Doordeals sells each of the lock types featured in this article, which are compatible with all of the doors that we stock.
How do locks work?
How a lock works depends on which specific lock type it is. Each type works differently, but almost all common locks feature some kind of bolt or other adjustable fastener which holds the door firmly in place when activated.
Some locks are key operated, while others can be engaged through a manual trigger, such as a knob or slider handle.
For more information about how a specific lock type works, scroll up to see our descriptions of each lock type.
What are the most secure door locks?
Identifying the most secure door locks requires consideration for your door type. Deadbolts, sashlocks, mortice locks and cylinder locks are well known for their ability to withstand a great deal of force. Multi-point locking systems also offer tremendous security thanks to the multiple bolts in play.
Locks such as lightweight slide and surface bolts are more appropriate for doors where privacy is a priority.
Remember, a strong and sturdy door and hinges are just as important as choosing the most secure locks.
Can you change door locks yourself?
While it is certainly possible to change your door locks yourself, providing you have the correct tools and expertise to do so, at Doordeals we strongly recommend having your door locks changed by a trained, qualified and reputable professional.

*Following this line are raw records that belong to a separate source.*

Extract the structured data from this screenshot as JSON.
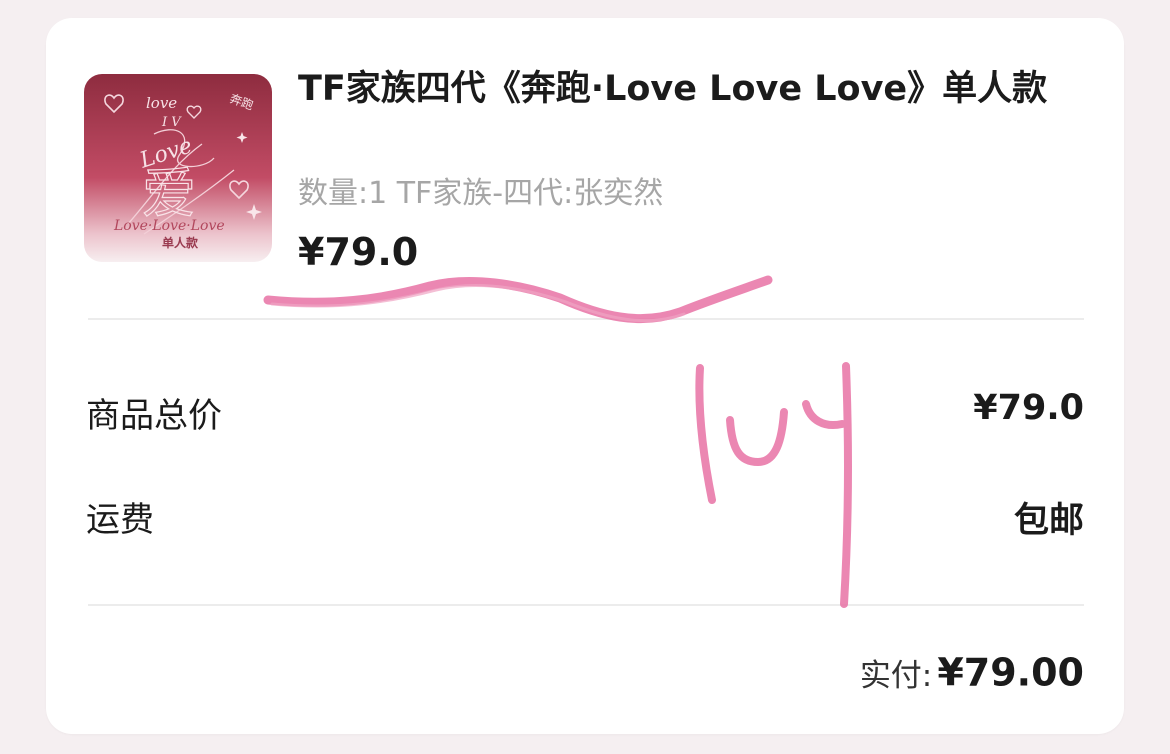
{
  "product": {
    "title": "TF家族四代《奔跑·Love Love Love》单人款",
    "spec": "数量:1 TF家族-四代:张奕然",
    "price": "¥79.0",
    "thumbnail": {
      "top_text": "love",
      "mid_text": "I V",
      "script_text": "Love",
      "big_char": "爱",
      "corner_text": "奔跑",
      "line_text": "Love·Love·Love",
      "edition_text": "单人款",
      "colors": {
        "dark": "#8e2c3f",
        "mid": "#c24c65",
        "light": "#f1dbe0"
      }
    }
  },
  "summary": {
    "subtotal_label": "商品总价",
    "subtotal_value": "¥79.0",
    "shipping_label": "运费",
    "shipping_value": "包邮"
  },
  "footer": {
    "paid_label": "实付:",
    "paid_value": "¥79.00"
  },
  "annotation": {
    "handwritten_text": "IUY",
    "color": "#e872a4"
  }
}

Pay close attention to the warranty details for your new lock; some warranty terms may stipulate that installation must be carried out by an approved locksmith. You can’t put a price on security; with external security lock changes, it is always worth ensuring the job is carried out properly.
How do bathroom door locks work?
There are a couple of different kinds of locks which are commonly used on bathroom doors, both public and residential.
Slide bolts are simple but effective locks that are not mortised into the door; instead they are fixed onto the surface of the door so that the bolt can be slid in and out of the strike when locking. Slide bolts can be fit with additional security features, such as combination locks, but are generally manually operated without a key.
What are the best entry door locks?
Choosing the correct lock for your external (or entrance) doors is a very important security factor. The best entry door locks should be strong, sturdy and are generally key operated from one or both sides, though the external side should definitely be.
Mortice sashlocks and deadlocks are a dependable choice, as are multi-point locking systems, while night latches can also be added for an additional layer of entry door security.
How do you fix a jammed door lock?
There are many reasons why a door lock may be jammed. For locks with internal workings, it can be frustrating because you can’t see exactly what the problem is without dismantling things.
There are, however, a few tricks you can try before calling a locksmith.
- You can try coating your key with powdered graphite or, alternatively, spraying graphite into the keyhole. This lubricates the key and may help the pins move around any blockages, such as debris.
- If it has been especially cold (below freezing), some locks may struggle. If this is the case, try warming your key up slightly before trying again. You can warm your key simply by breathing on it.
- If your key is stuck in the door, you can use a specially made key extractor tool, which can be found at good hardware stores.
Because there are many causes and solutions to door locking issues such as jams, we strongly recommend contacting a locksmith unless you are certain you recognise the problem.
Never try and force a jammed lock as this may cause more damage.